» **ACTIVITY**
Where does the word "level" occur in the data below? Copy each line that holds it.

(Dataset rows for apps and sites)
▼▼▼

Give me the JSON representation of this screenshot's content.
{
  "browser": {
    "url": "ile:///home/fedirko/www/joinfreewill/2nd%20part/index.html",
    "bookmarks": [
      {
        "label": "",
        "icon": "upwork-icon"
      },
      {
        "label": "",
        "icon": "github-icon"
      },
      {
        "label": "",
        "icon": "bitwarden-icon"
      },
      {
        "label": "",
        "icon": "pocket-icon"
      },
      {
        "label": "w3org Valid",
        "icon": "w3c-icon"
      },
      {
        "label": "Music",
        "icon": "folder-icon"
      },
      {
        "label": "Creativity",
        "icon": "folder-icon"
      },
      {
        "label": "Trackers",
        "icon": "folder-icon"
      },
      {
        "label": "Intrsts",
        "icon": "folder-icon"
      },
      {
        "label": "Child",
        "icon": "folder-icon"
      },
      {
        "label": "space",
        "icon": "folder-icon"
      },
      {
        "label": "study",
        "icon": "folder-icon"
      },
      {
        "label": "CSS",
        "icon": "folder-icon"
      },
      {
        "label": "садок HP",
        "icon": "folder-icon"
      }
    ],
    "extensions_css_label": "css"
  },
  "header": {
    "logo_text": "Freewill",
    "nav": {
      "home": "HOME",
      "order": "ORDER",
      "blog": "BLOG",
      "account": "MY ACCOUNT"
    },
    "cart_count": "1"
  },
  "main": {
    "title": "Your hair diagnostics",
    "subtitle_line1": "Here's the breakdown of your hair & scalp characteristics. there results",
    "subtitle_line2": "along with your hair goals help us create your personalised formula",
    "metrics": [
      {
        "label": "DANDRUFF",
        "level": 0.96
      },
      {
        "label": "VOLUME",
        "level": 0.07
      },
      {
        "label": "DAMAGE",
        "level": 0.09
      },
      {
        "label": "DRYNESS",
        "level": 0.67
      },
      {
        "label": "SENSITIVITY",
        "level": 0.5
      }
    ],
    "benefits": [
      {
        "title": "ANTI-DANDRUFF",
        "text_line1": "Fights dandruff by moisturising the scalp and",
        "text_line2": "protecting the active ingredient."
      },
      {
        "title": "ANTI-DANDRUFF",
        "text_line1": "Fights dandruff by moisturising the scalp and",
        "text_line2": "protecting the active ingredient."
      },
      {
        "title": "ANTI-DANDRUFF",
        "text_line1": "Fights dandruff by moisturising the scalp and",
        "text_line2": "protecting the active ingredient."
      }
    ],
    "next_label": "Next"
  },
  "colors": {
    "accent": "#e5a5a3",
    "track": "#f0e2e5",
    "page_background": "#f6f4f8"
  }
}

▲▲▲

» **YOUR RESPONSE**
        "level": 0.96
        "level": 0.07
        "level": 0.09
        "level": 0.67
        "level": 0.5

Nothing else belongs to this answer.